_REQUIRED ACTION_: Reproduce word for word the lines between the one containing "Read all visible content and emit it as JSON." and the end of the entries below, both inclusive; leave out pictures.

- - - -

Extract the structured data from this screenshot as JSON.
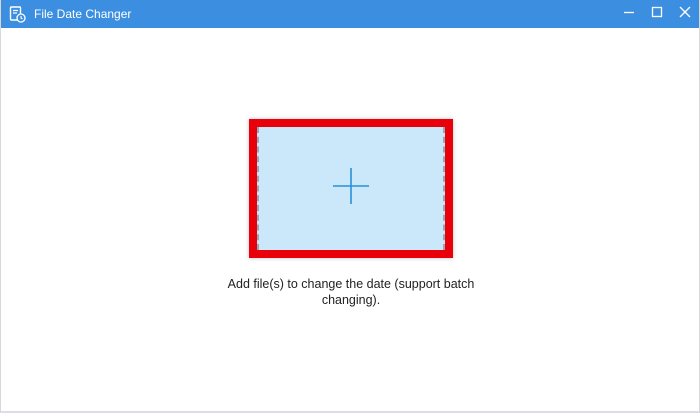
{
  "window": {
    "title": "File Date Changer",
    "accent_color": "#3c8fe0",
    "app_icon": "file-clock-icon",
    "controls": {
      "minimize_icon": "minimize-icon",
      "maximize_icon": "maximize-icon",
      "close_icon": "close-icon"
    }
  },
  "drop_zone": {
    "icon": "plus-icon",
    "highlight_color": "#e8000b",
    "fill_color": "#cbe8fb",
    "hint_text": "Add file(s) to change the date (support batch changing)."
  }
}
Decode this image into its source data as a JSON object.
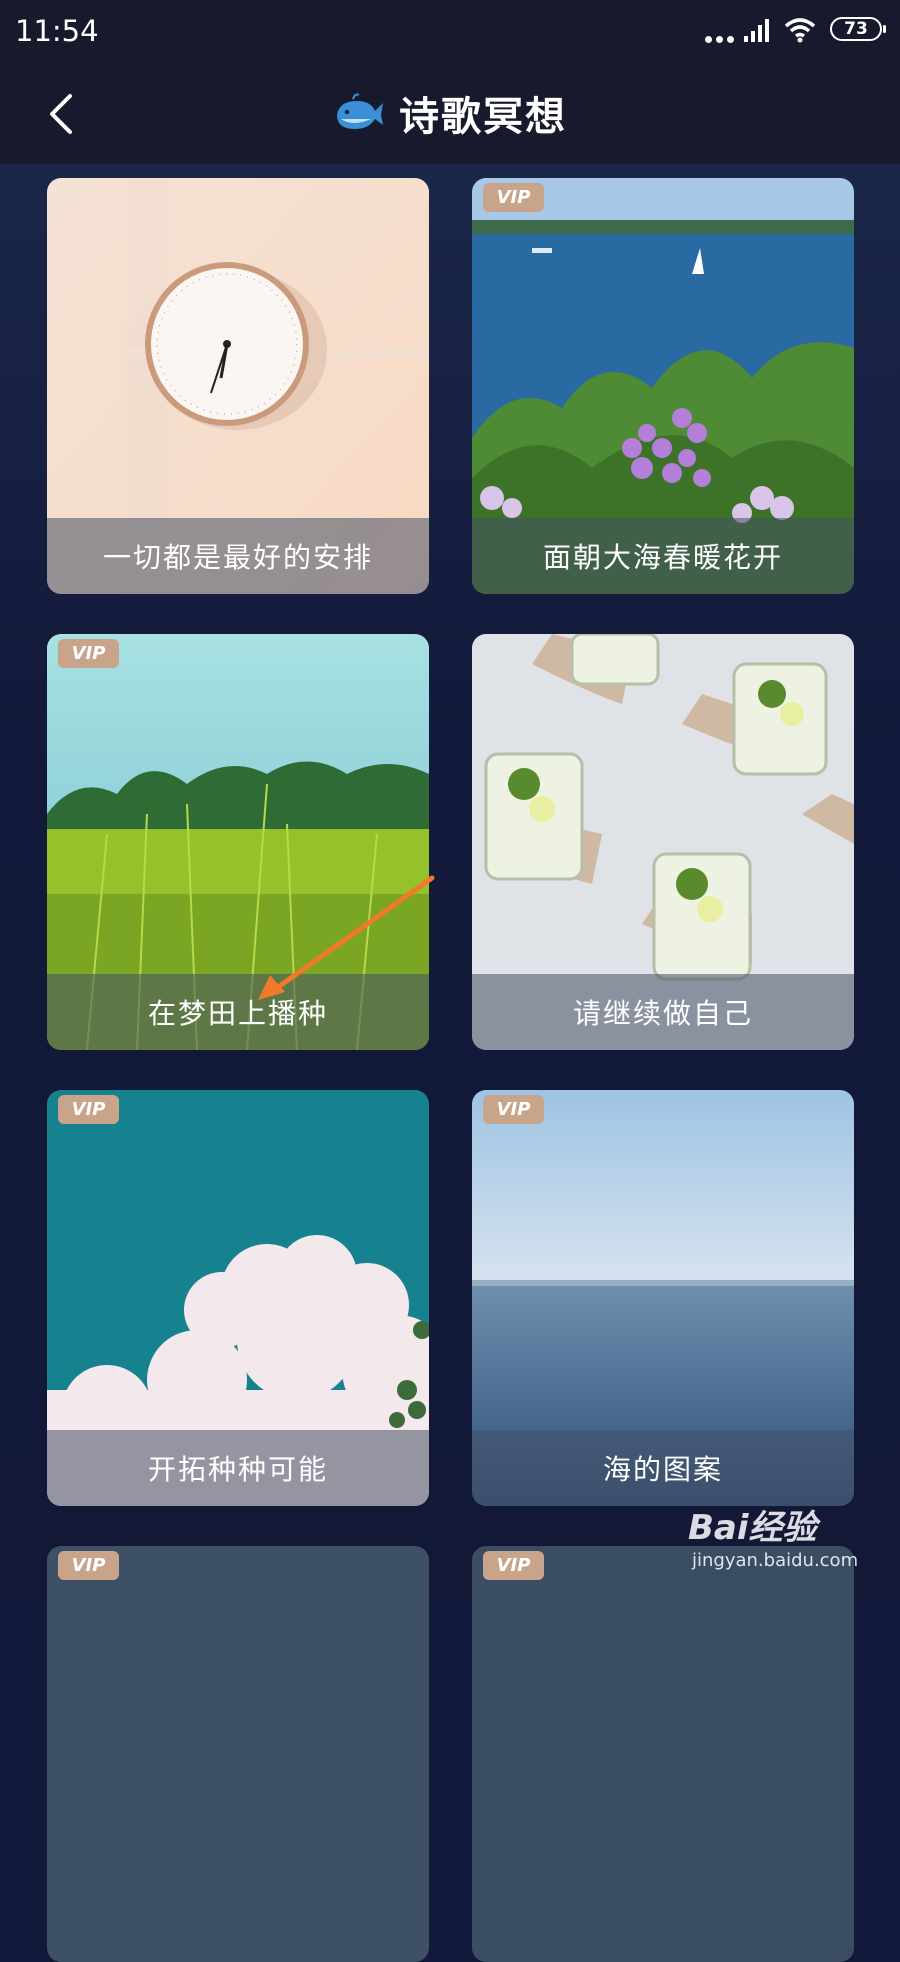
{
  "status_bar": {
    "time": "11:54",
    "battery": "73"
  },
  "header": {
    "title": "诗歌冥想"
  },
  "cards": [
    {
      "title": "一切都是最好的安排",
      "vip": false
    },
    {
      "title": "面朝大海春暖花开",
      "vip": true,
      "badge": "VIP"
    },
    {
      "title": "在梦田上播种",
      "vip": true,
      "badge": "VIP"
    },
    {
      "title": "请继续做自己",
      "vip": false
    },
    {
      "title": "开拓种种可能",
      "vip": true,
      "badge": "VIP"
    },
    {
      "title": "海的图案",
      "vip": true,
      "badge": "VIP"
    },
    {
      "title": "",
      "vip": true,
      "badge": "VIP"
    },
    {
      "title": "",
      "vip": true,
      "badge": "VIP"
    }
  ],
  "watermark": {
    "logo": "Bai经验",
    "url": "jingyan.baidu.com"
  },
  "colors": {
    "background": "#13193a",
    "header": "#171a2d",
    "vip": "#c8a58a",
    "arrow": "#f07a2a"
  }
}
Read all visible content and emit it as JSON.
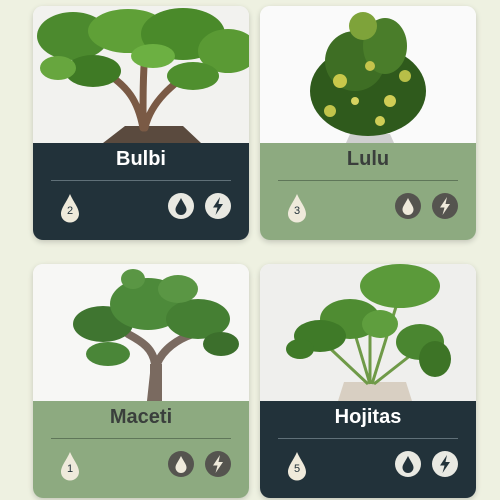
{
  "colors": {
    "background": "#eef1e1",
    "dark_panel": "#22323a",
    "light_panel": "#8daa80",
    "drop_fill": "#efeadb"
  },
  "plants": [
    {
      "name": "Bulbi",
      "water_level": "2",
      "theme": "dark",
      "icons": [
        "water-drop-icon",
        "lightning-icon"
      ]
    },
    {
      "name": "Lulu",
      "water_level": "3",
      "theme": "light",
      "icons": [
        "water-drop-icon",
        "lightning-icon"
      ]
    },
    {
      "name": "Maceti",
      "water_level": "1",
      "theme": "light",
      "icons": [
        "water-drop-icon",
        "lightning-icon"
      ]
    },
    {
      "name": "Hojitas",
      "water_level": "5",
      "theme": "dark",
      "icons": [
        "water-drop-icon",
        "lightning-icon"
      ]
    }
  ]
}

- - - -

_RESPONSE_:
Read all visible content and emit it as JSON.
{
  "colors": {
    "background": "#eef1e1",
    "dark_panel": "#22323a",
    "light_panel": "#8daa80",
    "drop_fill": "#efeadb"
  },
  "plants": [
    {
      "name": "Bulbi",
      "water_level": "2",
      "theme": "dark",
      "icons": [
        "water-drop-icon",
        "lightning-icon"
      ]
    },
    {
      "name": "Lulu",
      "water_level": "3",
      "theme": "light",
      "icons": [
        "water-drop-icon",
        "lightning-icon"
      ]
    },
    {
      "name": "Maceti",
      "water_level": "1",
      "theme": "light",
      "icons": [
        "water-drop-icon",
        "lightning-icon"
      ]
    },
    {
      "name": "Hojitas",
      "water_level": "5",
      "theme": "dark",
      "icons": [
        "water-drop-icon",
        "lightning-icon"
      ]
    }
  ]
}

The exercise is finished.